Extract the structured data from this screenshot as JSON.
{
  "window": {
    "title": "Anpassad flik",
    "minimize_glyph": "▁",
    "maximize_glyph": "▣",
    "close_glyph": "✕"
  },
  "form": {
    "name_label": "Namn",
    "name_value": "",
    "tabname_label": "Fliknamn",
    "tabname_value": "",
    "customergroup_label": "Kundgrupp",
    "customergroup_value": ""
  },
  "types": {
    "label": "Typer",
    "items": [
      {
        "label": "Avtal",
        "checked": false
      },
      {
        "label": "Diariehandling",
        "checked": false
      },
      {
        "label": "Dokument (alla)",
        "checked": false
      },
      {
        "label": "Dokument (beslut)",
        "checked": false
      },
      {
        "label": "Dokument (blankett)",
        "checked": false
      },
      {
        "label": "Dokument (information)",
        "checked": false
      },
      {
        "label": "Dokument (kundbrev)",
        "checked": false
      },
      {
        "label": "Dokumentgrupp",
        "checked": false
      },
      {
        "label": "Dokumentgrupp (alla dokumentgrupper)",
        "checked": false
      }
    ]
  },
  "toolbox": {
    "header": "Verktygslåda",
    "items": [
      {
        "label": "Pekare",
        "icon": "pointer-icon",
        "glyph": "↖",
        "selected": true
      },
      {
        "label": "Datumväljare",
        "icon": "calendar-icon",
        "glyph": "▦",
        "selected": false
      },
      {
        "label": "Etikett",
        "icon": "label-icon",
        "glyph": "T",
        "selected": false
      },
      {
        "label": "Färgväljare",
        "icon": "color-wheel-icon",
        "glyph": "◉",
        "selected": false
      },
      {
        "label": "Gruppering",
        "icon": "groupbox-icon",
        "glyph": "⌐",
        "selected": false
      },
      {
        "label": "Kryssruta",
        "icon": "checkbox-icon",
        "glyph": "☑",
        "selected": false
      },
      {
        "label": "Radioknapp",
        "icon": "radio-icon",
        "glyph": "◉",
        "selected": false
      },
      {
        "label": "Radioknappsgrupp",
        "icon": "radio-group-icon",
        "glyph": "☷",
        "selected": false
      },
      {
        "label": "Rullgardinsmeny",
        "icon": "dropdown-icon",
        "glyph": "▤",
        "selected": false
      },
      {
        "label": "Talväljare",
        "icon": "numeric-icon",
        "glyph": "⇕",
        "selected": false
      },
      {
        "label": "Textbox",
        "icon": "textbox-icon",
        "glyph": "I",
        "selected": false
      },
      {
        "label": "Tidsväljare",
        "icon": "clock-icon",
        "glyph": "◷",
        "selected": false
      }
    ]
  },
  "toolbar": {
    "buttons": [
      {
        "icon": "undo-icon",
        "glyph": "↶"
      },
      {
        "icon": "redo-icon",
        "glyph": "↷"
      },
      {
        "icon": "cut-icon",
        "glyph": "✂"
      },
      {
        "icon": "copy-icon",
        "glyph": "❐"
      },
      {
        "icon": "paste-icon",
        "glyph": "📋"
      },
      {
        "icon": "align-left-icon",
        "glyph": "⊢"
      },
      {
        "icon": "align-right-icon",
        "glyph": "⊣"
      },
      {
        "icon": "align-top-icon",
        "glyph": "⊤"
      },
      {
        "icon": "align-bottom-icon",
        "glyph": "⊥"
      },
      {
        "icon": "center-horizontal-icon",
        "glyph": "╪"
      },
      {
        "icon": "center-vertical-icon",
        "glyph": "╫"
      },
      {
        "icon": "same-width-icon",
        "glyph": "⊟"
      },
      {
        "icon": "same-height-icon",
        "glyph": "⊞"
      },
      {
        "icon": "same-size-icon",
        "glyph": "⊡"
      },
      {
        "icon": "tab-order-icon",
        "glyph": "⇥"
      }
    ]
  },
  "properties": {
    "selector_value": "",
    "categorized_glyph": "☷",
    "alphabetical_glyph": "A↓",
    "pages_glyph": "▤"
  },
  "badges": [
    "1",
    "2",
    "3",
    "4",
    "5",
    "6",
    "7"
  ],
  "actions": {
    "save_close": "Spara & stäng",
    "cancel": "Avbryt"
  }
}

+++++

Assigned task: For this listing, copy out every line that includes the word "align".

Response area:
        "icon": "align-left-icon",
        "icon": "align-right-icon",
        "icon": "align-top-icon",
        "icon": "align-bottom-icon",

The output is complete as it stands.